    Caffeine content: 30 mg (per 120 ml or 4 fl. oz cup but varies according to processing)
    How to drink it: Plain or lightly sweetened.

    Oolongs lie somewhere in between the Black and Green teas. Because they are less fermented than black teas and more fermented than green, their infusion is smoother than black tea, and less grassy than green teas. The literal English translation of Oolong is Black Dragon. The name was given to the tea because it was thought that the intensely complex character of Oolong teas was similar to the spirit of the mythical creature.


    A favorite of many tea connoisseurs, oolong covers a wide range of types and is grown mostly in China and Taiwan. Oolong teas range from the lightly processed and reminiscent of green tea to the more robust and similar to black.


    Oolong production:
    Interestingly Oolongs follow almost the same production process as black tea. The major difference between the two is in its shorter fermentation time- Oolongs are often referred to as semi-fermented teas - Formosa Oolongs undergo a 60% shorter fermentation period.
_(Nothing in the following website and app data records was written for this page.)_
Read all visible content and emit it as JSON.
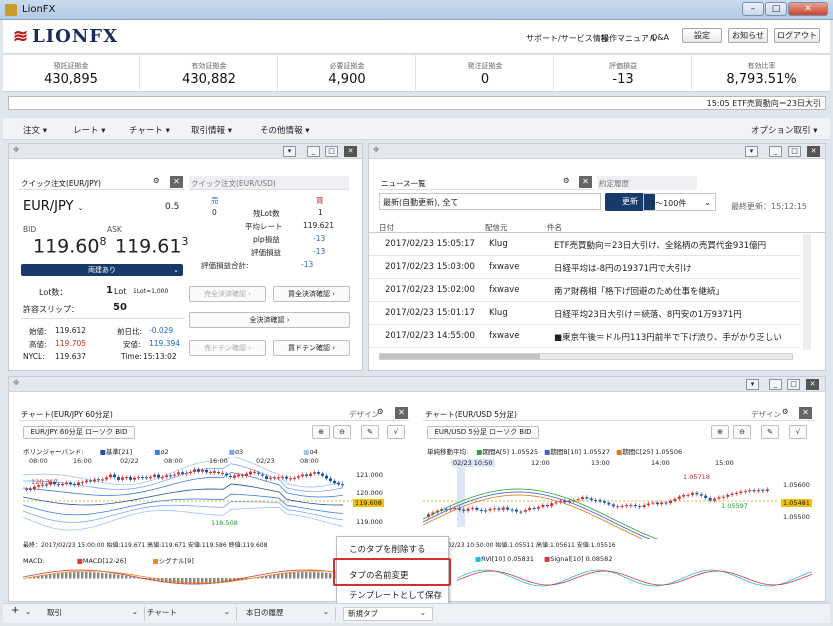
{
  "window": {
    "title": "LionFX"
  },
  "header": {
    "logo": "LIONFX",
    "links": [
      "サポート/サービス情報",
      "操作マニュアル",
      "Q&A"
    ],
    "buttons": [
      "設定",
      "お知らせ",
      "ログアウト"
    ]
  },
  "stats": [
    {
      "label": "預託証拠金",
      "value": "430,895"
    },
    {
      "label": "有効証拠金",
      "value": "430,882"
    },
    {
      "label": "必要証拠金",
      "value": "4,900"
    },
    {
      "label": "発注証拠金",
      "value": "0"
    },
    {
      "label": "評価損益",
      "value": "-13"
    },
    {
      "label": "有効比率",
      "value": "8,793.51%"
    }
  ],
  "ticker": "15:05 ETF売買動向＝23日大引",
  "menubar": {
    "items": [
      "注文",
      "レート",
      "チャート",
      "取引情報",
      "その他情報"
    ],
    "right": "オプション取引"
  },
  "quick_order": {
    "tab1": "クイック注文(EUR/JPY)",
    "tab2": "クイック注文(EUR/USD)",
    "pair": "EUR/JPY",
    "spread": "0.5",
    "bid_label": "BID",
    "ask_label": "ASK",
    "bid_main": "119.60",
    "bid_sup": "8",
    "ask_main": "119.61",
    "ask_sup": "3",
    "mode": "両建あり",
    "lot_label": "Lot数：",
    "lot_value": "1",
    "lot_unit": "Lot",
    "lot_note": "1Lot=1,000",
    "slip_label": "許容スリップ：",
    "slip_value": "50",
    "open_label": "始値:",
    "open_value": "119.612",
    "prev_label": "前日比:",
    "prev_value": "-0.029",
    "high_label": "高値:",
    "high_value": "119.705",
    "low_label": "安値:",
    "low_value": "119.394",
    "nycl_label": "NYCL:",
    "nycl_value": "119.637",
    "time_label": "Time:",
    "time_value": "15:13:02",
    "sell_label": "売",
    "sell_value": "0",
    "buy_label": "買",
    "buy_value": "1",
    "rows": [
      {
        "label": "残Lot数",
        "value": "1"
      },
      {
        "label": "平均レート",
        "value": "119.621"
      },
      {
        "label": "pip損益",
        "value": "-13"
      },
      {
        "label": "評価損益",
        "value": "-13"
      }
    ],
    "eval_total_label": "評価損益合計:",
    "eval_total_value": "-13",
    "btn_sell_settle": "売全決済確認",
    "btn_buy_settle": "買全決済確認",
    "btn_all_settle": "全決済確認",
    "btn_sell_doten": "売ドテン確認",
    "btn_buy_doten": "買ドテン確認"
  },
  "news": {
    "tab1": "ニュース一覧",
    "tab2": "約定履歴",
    "filter": "最新(自動更新), 全て",
    "update_btn": "更新",
    "range": "1～100件",
    "last_update": "最終更新：",
    "last_update_time": "15:12:15",
    "headers": [
      "日付",
      "配信元",
      "件名"
    ],
    "rows": [
      {
        "date": "2017/02/23 15:05:17",
        "source": "Klug",
        "title": "ETF売買動向＝23日大引け、全銘柄の売買代金931億円"
      },
      {
        "date": "2017/02/23 15:03:00",
        "source": "fxwave",
        "title": "日経平均は-8円の19371円で大引け"
      },
      {
        "date": "2017/02/23 15:02:00",
        "source": "fxwave",
        "title": "南ア財務相「格下げ回避のため仕事を継続」"
      },
      {
        "date": "2017/02/23 15:01:17",
        "source": "Klug",
        "title": "日経平均23日大引け＝続落、8円安の1万9371円"
      },
      {
        "date": "2017/02/23 14:55:00",
        "source": "fxwave",
        "title": "■東京午後＝ドル円113円前半で下げ渋り、手がかり乏しい"
      }
    ]
  },
  "chart1": {
    "tab": "チャート(EUR/JPY 60分足)",
    "design": "デザイン",
    "selector": "EUR/JPY 60分足 ローソク BID",
    "legend_title": "ボリンジャーバンド:",
    "legend_items": [
      "基準[21]",
      "σ2",
      "σ3",
      "σ4"
    ],
    "time_labels": [
      "08:00",
      "16:00",
      "02/22",
      "08:00",
      "16:00",
      "02/23",
      "08:00"
    ],
    "price_labels": [
      "121.000",
      "120.000",
      "119.608",
      "119.000"
    ],
    "current_price": "119.608",
    "hi_mark": "120.317",
    "lo_mark": "118.508",
    "footer": "最終：2017/02/23 15:00:00 始値:119.671 高値:119.671 安値:119.586 終値:119.608",
    "macd_label": "MACD:",
    "macd_items": [
      "MACD[12-26]",
      "シグナル[9]"
    ]
  },
  "chart2": {
    "tab": "チャート(EUR/USD 5分足)",
    "design": "デザイン",
    "selector": "EUR/USD 5分足 ローソク BID",
    "legend_title": "単純移動平均:",
    "legend_items": [
      "期間A[5] 1.05525",
      "期間B[10] 1.05527",
      "期間C[25] 1.05506"
    ],
    "time_labels": [
      "02/23 10:50",
      "12:00",
      "13:00",
      "14:00",
      "15:00"
    ],
    "price_labels": [
      "1.05600",
      "1.05500",
      "1.05481"
    ],
    "current_price": "1.05481",
    "hi_mark": "1.05718",
    "lo_mark": "1.05597",
    "footer": "+ 2017/02/23 10:50:00 始値:1.05511 高値:1.05611 安値:1.05516",
    "rvi_items": [
      "RVI[10] 0.05831",
      "Signal[10] 0.08582"
    ]
  },
  "context_menu": {
    "items": [
      "このタブを削除する",
      "タブの名前変更",
      "テンプレートとして保存"
    ],
    "highlight_color": "#d32f2f"
  },
  "bottom_tabs": [
    "取引",
    "チャート",
    "本日の履歴",
    "新規タブ"
  ],
  "colors": {
    "navy": "#163a69",
    "blue": "#1b67c9",
    "red": "#c62828"
  }
}
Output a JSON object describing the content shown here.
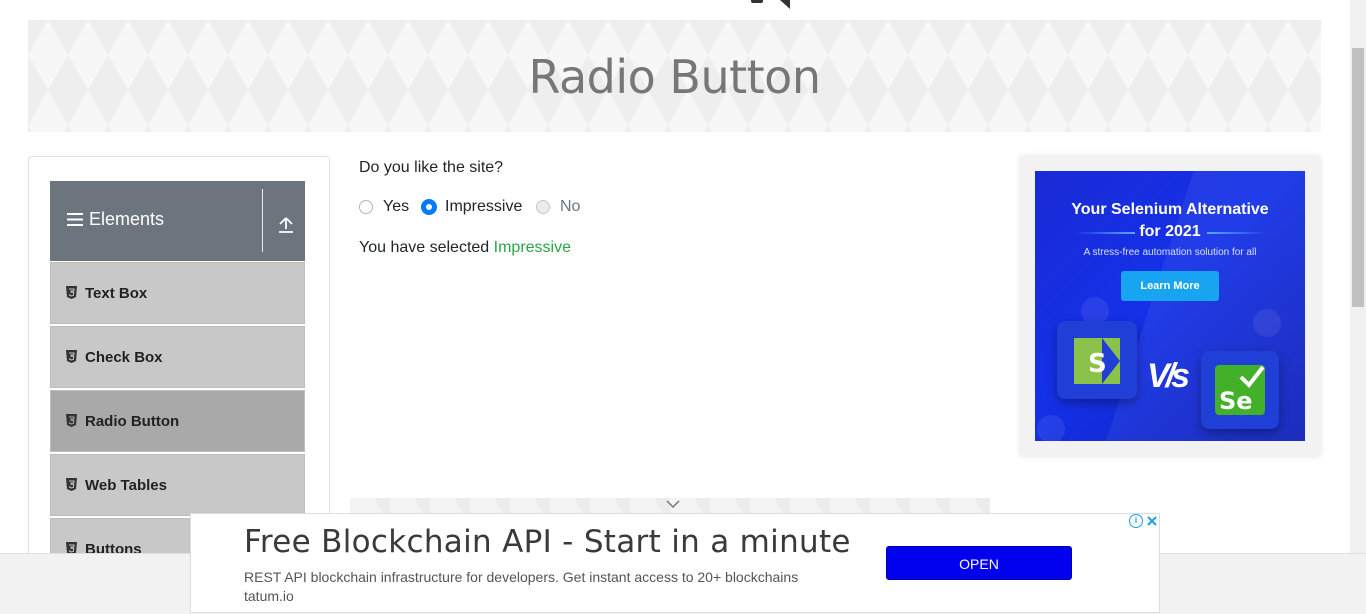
{
  "page": {
    "title": "Radio Button"
  },
  "sidebar": {
    "group_title": "Elements",
    "items": [
      {
        "label": "Text Box",
        "active": false
      },
      {
        "label": "Check Box",
        "active": false
      },
      {
        "label": "Radio Button",
        "active": true
      },
      {
        "label": "Web Tables",
        "active": false
      },
      {
        "label": "Buttons",
        "active": false
      }
    ]
  },
  "main": {
    "question": "Do you like the site?",
    "options": [
      {
        "label": "Yes",
        "checked": false,
        "disabled": false
      },
      {
        "label": "Impressive",
        "checked": true,
        "disabled": false
      },
      {
        "label": "No",
        "checked": false,
        "disabled": true
      }
    ],
    "result_prefix": "You have selected",
    "result_value": "Impressive"
  },
  "side_ad": {
    "headline_1": "Your Selenium Alternative",
    "headline_2": "for 2021",
    "subtitle": "A stress-free automation solution for all",
    "cta": "Learn More",
    "vs": "V/s",
    "left_logo": "S",
    "right_logo": "Se"
  },
  "bottom_ad": {
    "headline": "Free Blockchain API - Start in a minute",
    "body": "REST API blockchain infrastructure for developers. Get instant access to 20+ blockchains tatum.io",
    "cta": "OPEN",
    "adchoices_glyph": "i"
  },
  "colors": {
    "sidebar_header": "#6c757d",
    "menu_item": "#c8c8c8",
    "menu_item_active": "#a9a9a9",
    "radio_checked": "#007bff",
    "result_value": "#28a745",
    "open_button": "#0000ee",
    "ad_blue": "#1431e8"
  }
}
The result is a deeply complex tea that has characteristics of both black and green teas. The secret lies in the fermentation of the leaf's outer edges, while the heart of the leaf remains unfermented. Oxidation is stopped somewhere between the standards for green tea and black tea. The oxidation process takes two to three days.

    Traditionally, once harvested, the leaves are sorted and then dried in the sun. The next step is withering which is done in bamboo baskets for 6-8 hours at room temperature. During withering the leaf edges are bruised by vigorously shaking the baskets. This bruising reduces the moisture content of the leaf and causes the edges of the leaves to oxidize more quickly then the center, adding to the complexity in taste. The length of oxidation determines oolong’s dark or green variety. To halt the oxidation the leaves are then pan-fired. The warm, freshly fired leaves are hand rolled. The leaves are alternately rolled and fired several times before the final drying. The technique in which the leaves are rolled and roasted help determine the quality and taste of the tea.
    This process has now been mechanized to produce larger volumes of commercial grade Oolongs that are considered by some to be of a lower grade than the hand produced ones.
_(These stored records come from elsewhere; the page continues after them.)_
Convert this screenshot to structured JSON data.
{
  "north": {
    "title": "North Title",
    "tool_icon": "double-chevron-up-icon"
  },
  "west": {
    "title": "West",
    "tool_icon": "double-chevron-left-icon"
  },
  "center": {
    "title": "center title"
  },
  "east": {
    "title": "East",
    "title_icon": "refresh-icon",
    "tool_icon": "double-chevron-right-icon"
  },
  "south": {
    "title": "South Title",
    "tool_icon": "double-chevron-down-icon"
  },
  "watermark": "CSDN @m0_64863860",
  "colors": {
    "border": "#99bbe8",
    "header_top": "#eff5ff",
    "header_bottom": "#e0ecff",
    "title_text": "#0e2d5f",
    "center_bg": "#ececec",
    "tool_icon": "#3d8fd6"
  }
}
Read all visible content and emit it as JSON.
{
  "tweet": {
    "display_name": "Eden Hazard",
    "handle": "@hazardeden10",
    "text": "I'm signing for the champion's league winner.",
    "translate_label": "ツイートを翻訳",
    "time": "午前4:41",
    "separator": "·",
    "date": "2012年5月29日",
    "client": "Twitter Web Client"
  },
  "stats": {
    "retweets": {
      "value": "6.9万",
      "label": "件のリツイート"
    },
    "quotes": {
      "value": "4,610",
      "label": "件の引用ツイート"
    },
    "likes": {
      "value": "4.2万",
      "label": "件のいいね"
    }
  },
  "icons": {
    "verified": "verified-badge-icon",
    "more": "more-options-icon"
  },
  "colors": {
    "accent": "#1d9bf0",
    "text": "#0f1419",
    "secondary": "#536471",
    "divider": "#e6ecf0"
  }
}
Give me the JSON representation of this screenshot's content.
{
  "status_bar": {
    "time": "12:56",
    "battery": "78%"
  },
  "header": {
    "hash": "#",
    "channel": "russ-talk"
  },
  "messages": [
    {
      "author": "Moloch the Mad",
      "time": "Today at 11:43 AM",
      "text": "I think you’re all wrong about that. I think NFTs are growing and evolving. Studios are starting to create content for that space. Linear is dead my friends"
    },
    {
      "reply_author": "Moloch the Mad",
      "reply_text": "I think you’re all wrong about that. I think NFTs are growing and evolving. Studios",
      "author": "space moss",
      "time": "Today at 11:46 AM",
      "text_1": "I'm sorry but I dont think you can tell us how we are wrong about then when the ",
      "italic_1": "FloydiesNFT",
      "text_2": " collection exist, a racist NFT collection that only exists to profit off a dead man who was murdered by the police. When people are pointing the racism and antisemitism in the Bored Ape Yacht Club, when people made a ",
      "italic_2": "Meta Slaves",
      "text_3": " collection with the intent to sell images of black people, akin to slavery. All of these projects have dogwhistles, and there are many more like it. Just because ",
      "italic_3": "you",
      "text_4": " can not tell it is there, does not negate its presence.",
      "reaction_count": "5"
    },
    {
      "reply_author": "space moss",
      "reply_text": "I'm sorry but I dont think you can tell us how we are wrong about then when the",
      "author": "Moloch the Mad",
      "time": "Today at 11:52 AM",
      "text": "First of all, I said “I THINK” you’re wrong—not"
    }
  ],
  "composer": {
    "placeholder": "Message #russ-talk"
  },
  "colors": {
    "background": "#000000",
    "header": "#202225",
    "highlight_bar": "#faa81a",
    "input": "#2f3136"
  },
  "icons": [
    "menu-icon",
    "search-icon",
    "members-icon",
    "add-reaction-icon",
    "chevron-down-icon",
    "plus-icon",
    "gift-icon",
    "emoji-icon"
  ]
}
    Oolongs are mainly grown in Taiwan and China. Makaibari tea estate in Darjeeling, India now produces a world class certified organic Oolong.